From: Henry Ambrose <>
Date: Fri, 26 Jan 2001 21:31:44 -0600

I wrote:
>> For an experiment try turning off all that you "know" about taking
>> pictures then go out and do it. Shoot a roll of only things that interest
>> you. Walk around until you see something interesting. Don't "dress them
>> up" shoot EXACTLY what piqued your interest. Don't use any of the rules
>> you know, reject them. Come back and look really hard at the film. What's
>> happening?
Martin replied:
>Yeah, the two schools.  I'm of the other one: First you learn the rules,
>then you break them, but in interesting ways.  I don't believe that you can
>turn off what you know.  You carry it with you at all times.  You cannot
>switch it off.  The trick is to know it so well that you use it in more
>abstract ways, that you break free of the lowest level of knowing it.  I
>believe that with my way of doing things, the ability to analyse (the "look
>really hard at the film" part) is enhanced and rather than doing and "seeing
>what happened" you can conciously do.  Which, ultimately, allows you to
>express more.
and Martin also wrote:
>I like both of these -- and they go back to photographic clichés.  Know for
>a given situation what the photographic cliché is and then don't to it: do
>something different.  At the moment, I'm very much exploring photographic
>clichés, conciously taking the unexpected, mundane, unsurprising photograph
>so that I get to know it, get to feel it in my gut when I'm confronted with
>it.  Then I can start finding ways to break out of the mold.  Like music,
>where people practice scales and variations until they can use one structure
>to create others.

No, I am suggesting an exercise that is close to what you are saying.
Reject what you know (the cliche that you already learned).
You know cliches whether you know it or not. Make any stupid picture you 
want but NOT the cliche one. You already know the rules. And you can't go 
out and say "I'm not making cliches" you go out and say "I'm 
photographing that which is interesting just as I find it  - first 

Put your brain and intellect on vacation and photograph what you see. 
Sure they're still with you and you can't completely send them away for a 
day. Just listen to the other part that sees without thinking.

It is hard to shoot a roll of film this way. Very hard. Lots of "why are 
you making a picture of this?' and "no walk over there it looks better" 
Then just ignoring all that and photographing only what I found 
immediately interesting.
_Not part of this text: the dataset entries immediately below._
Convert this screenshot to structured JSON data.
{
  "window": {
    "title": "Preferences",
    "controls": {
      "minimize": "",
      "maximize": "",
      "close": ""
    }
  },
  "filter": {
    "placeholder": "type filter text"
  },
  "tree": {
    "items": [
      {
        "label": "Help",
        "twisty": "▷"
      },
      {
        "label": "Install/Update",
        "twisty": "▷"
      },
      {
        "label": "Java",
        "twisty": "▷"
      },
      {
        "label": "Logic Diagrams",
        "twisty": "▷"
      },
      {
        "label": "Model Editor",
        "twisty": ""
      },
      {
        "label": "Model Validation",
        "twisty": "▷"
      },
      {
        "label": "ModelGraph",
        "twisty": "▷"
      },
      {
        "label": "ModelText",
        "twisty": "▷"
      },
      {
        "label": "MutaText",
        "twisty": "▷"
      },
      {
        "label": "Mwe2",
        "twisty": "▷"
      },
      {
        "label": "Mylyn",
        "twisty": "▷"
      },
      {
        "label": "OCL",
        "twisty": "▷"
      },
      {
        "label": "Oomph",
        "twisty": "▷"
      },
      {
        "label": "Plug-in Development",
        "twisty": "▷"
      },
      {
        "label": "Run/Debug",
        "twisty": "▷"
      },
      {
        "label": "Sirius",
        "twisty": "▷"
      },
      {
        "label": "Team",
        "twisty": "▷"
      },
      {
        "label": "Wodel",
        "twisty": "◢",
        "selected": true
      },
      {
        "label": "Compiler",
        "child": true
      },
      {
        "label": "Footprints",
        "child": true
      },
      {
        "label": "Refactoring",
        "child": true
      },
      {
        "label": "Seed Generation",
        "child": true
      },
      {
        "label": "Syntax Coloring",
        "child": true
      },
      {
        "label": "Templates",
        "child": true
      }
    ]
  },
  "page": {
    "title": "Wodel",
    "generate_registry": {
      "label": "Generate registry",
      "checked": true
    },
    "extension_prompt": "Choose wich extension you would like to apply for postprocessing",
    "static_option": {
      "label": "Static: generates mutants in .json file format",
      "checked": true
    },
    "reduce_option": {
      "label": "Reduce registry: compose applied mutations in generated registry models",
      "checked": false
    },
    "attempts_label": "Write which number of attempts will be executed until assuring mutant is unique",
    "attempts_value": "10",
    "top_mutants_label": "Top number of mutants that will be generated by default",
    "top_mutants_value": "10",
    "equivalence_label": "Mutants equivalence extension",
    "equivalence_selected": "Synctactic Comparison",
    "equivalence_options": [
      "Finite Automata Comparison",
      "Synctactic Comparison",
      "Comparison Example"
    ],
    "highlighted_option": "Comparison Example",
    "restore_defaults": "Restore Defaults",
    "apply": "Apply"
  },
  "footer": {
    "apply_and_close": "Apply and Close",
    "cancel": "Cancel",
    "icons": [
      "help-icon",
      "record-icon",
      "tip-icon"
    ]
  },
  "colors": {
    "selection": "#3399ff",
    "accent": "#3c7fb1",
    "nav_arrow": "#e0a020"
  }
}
Replies: Reply from S Dimitrov <> (Re: [Leica] What makes a good photo (was: Lee's week four))